For the data below, give the number of lines containing "woman" and nothing more.

Entries from a dataset of interfaces:
^^^^
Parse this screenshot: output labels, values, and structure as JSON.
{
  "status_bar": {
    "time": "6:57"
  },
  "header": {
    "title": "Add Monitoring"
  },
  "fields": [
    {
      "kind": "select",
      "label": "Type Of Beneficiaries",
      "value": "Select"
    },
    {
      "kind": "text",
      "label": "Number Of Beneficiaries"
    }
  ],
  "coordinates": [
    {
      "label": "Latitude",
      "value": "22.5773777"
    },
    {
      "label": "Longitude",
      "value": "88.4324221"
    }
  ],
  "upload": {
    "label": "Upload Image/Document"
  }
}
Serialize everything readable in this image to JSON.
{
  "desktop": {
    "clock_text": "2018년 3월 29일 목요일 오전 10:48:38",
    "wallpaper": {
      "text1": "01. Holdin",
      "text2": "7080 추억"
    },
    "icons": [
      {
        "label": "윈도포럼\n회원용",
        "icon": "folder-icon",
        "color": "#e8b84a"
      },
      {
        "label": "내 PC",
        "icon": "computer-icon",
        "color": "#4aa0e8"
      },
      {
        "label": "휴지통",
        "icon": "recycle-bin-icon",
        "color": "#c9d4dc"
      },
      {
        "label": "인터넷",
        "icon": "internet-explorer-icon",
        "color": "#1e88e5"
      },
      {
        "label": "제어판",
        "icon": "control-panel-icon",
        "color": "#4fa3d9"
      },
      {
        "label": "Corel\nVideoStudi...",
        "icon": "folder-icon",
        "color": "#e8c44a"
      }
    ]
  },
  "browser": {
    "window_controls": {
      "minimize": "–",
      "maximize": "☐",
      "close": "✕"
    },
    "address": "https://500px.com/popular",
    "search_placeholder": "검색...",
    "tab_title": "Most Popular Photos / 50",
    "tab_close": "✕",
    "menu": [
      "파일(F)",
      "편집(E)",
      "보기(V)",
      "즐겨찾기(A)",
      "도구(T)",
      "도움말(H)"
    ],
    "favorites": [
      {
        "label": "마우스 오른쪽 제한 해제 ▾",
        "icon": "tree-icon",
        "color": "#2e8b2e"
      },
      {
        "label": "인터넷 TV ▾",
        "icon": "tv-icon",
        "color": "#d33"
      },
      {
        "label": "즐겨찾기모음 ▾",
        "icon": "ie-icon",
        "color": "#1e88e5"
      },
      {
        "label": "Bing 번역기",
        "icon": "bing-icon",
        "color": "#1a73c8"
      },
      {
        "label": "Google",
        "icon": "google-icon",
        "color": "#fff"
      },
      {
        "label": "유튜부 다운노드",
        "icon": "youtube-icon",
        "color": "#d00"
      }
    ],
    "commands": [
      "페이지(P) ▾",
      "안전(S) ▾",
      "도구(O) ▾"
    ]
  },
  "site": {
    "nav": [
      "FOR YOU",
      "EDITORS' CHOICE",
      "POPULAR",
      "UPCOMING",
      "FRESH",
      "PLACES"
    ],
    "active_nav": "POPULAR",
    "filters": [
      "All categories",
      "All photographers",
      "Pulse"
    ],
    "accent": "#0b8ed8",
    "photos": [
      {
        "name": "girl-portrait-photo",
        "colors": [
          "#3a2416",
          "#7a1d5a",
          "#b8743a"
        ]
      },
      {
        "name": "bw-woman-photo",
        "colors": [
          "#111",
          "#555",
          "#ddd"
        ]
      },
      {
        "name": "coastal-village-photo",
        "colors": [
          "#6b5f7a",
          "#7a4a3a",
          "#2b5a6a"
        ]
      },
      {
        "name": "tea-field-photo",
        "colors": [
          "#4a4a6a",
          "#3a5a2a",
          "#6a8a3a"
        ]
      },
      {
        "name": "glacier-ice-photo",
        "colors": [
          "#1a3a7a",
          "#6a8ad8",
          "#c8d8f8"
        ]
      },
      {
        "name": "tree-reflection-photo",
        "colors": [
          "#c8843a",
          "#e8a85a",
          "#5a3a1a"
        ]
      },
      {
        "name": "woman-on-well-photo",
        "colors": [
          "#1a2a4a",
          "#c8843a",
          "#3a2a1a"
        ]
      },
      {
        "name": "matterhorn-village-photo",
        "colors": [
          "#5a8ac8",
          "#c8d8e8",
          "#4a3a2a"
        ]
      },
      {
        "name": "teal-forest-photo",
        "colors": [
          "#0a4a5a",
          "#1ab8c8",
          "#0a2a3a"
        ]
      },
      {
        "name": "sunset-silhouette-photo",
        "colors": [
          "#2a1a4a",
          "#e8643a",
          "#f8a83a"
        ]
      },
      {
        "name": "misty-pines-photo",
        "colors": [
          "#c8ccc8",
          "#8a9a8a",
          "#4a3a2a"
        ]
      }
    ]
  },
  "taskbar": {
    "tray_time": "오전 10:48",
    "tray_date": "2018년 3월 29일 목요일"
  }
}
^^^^
__Response below__
2